The year 2020 was challenging for nonprofits. Many had to cancel or postpone long-standing signature fundraising events due to restrictions on social gatherings. But some organizations quickly pivoted to an alternative: the virtual fundraiser.
Virtual fundraising events take place entirely online, which gives them an advantage over traditional fundraisers: There’s no limit to the number of people who can take part because anyone can join in from any location.
Virtual events are also typically less expensive to produce and sometimes open the door to new donors who may not otherwise participate. That was the case for the Phoenix Boys Choir, which exceeded its fundraising goal and saw a broader range of donors than usual with a virtual event.
But it’s not as easy as simply reproducing your usual event in a new medium (video) and expecting it to succeed. Read on to learn five basic steps to hosting a virtual fundraiser that engages participants and reaches your financial goals.
5 steps to hosting a successful virtual fundraiser
What form will your fundraiser take? You could probably adapt your signature event to an online one, but what if you consider this an opportunity to try something new? Think about your audience — will your event be for families with children or adults only? Are you courting millennials (less formal) or major donors (more formal)?
Here are some examples of virtual fundraising event types:
- Gala (like Copperfin Credit Union’s “Stay At Home Gala”)
- Performance (comedy show, talk show, lecture, etc.)
- Online game
- Behind-the-scenes virtual tour
- Cooking class (like The Children’s Center’s “Tour de Fork”)
Note that most events run anywhere from 30 minutes to one hour.
When it comes to technology, the first question you need to answer is: Will you broadcast your event live at a specific time (livestream) or prerecord it?
Live broadcasts can be stressful, which is why some organizations choose to prerecord an online event.
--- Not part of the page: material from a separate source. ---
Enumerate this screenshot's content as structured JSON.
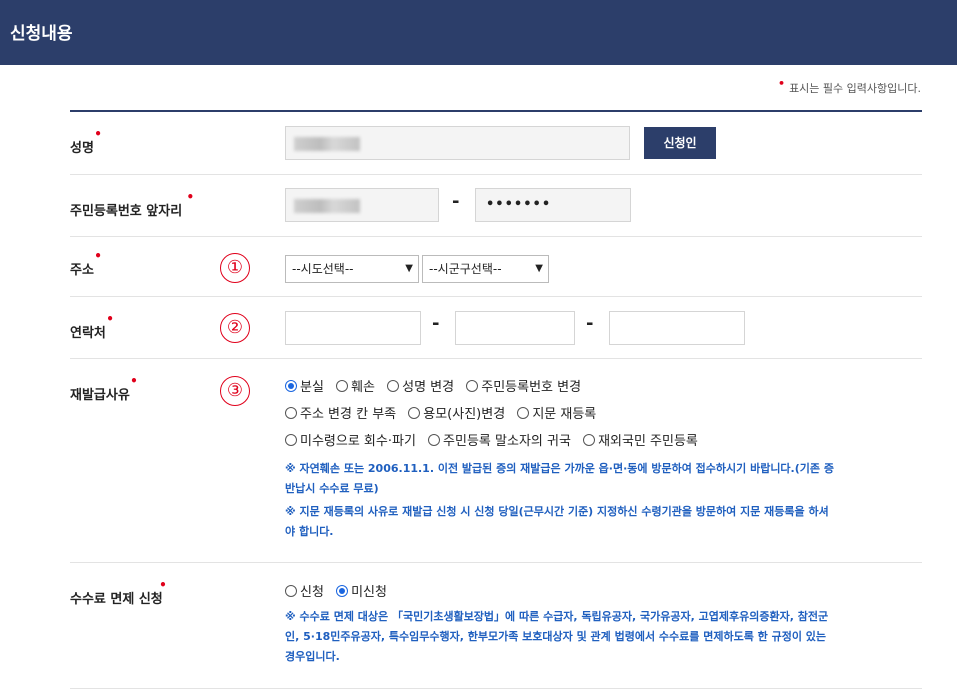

Prerecording also lets you add special effects and edit out parts you don’t want viewers to see.
On the other hand, livestreaming may be more engaging for your audience. Another alternative is to prerecord some segments and play them intermittently during the live broadcast to give presenters and hosts a break.
The most important technology component of a virtual fundraiser is the streaming platform. Here are the three most common:
- YouTube Live is best for a hybrid event that includes both livestreaming and prerecorded elements. (Nonprofits must meet certain requirements to host fundraising events on the platform.)
- Facebook Live is best if it’s the platform that’s most familiar to your audience.
- Zoom is best for more complex events — like when you want to use breakout rooms to group people together for activities. (One organization’s gala fundraiser used breakout rooms as virtual “tables.”)
You’ll also need an online fundraising tool to accept donations during the event. For an auction, BiddingForGood enables mobile bidding, and Donorbox lets attendees donate via text.
Or you could direct people to a simple online donation form you created using JotForm. Whatever you choose, be sure to incorporate messaging throughout the event to let people know how to donate funds.
The next step is to create an online event registration form for people interested in attending your virtual fundraiser. Ask for attendees’ full names and email addresses so you can send event information and donation instructions. (Don’t forget to send a thank-you note after the event too.)
If you intend to sell tickets to your event, Jotform’s online ticket purchase form allows you to accept secure online payments and then instantly generates a detailed guest list. Note that not all virtual fundraising events charge for admission; some organizations prefer to focus on collecting donations as part of the event.
Create a landing page on your organization’s website dedicated to the virtual event, describing the format and clearly stating how to register, donate, and attend. This page will serve as the information hub to which you’ll direct all promotional traffic, such as social media ads.
In the weeks leading up to the event, remember to consistently post on the social media channels your target audience frequents, whether that’s Facebook, Instagram, Twitter, or anywhere else.
Be creative with your promotions to pique people’s interest. For example, you could create a short but memorable video, do an interview with a local news outlet, or announce the event at a relevant public interest group gathering.
Once your guests have arrived, you want to keep them there. Engage with your virtual audience as much as possible by making it a fun experience. Minnesota nonprofit event planner Ann Plans has a number of tips on how to keep people’s attention, including
- Using the streaming platform’s chat option to encourage interaction among guests
- Asking guests to dress as they would if they were attending the event in person and encouraging them to share photos
- Sharing a cocktail recipe and demonstrating how to make it in the minutes leading up to the event
Virtual fundraising events can be just as successful as in-person events — and even more successful if done right. Don’t miss out on another year of fundraising. Join the growing ranks of nonprofits going virtual.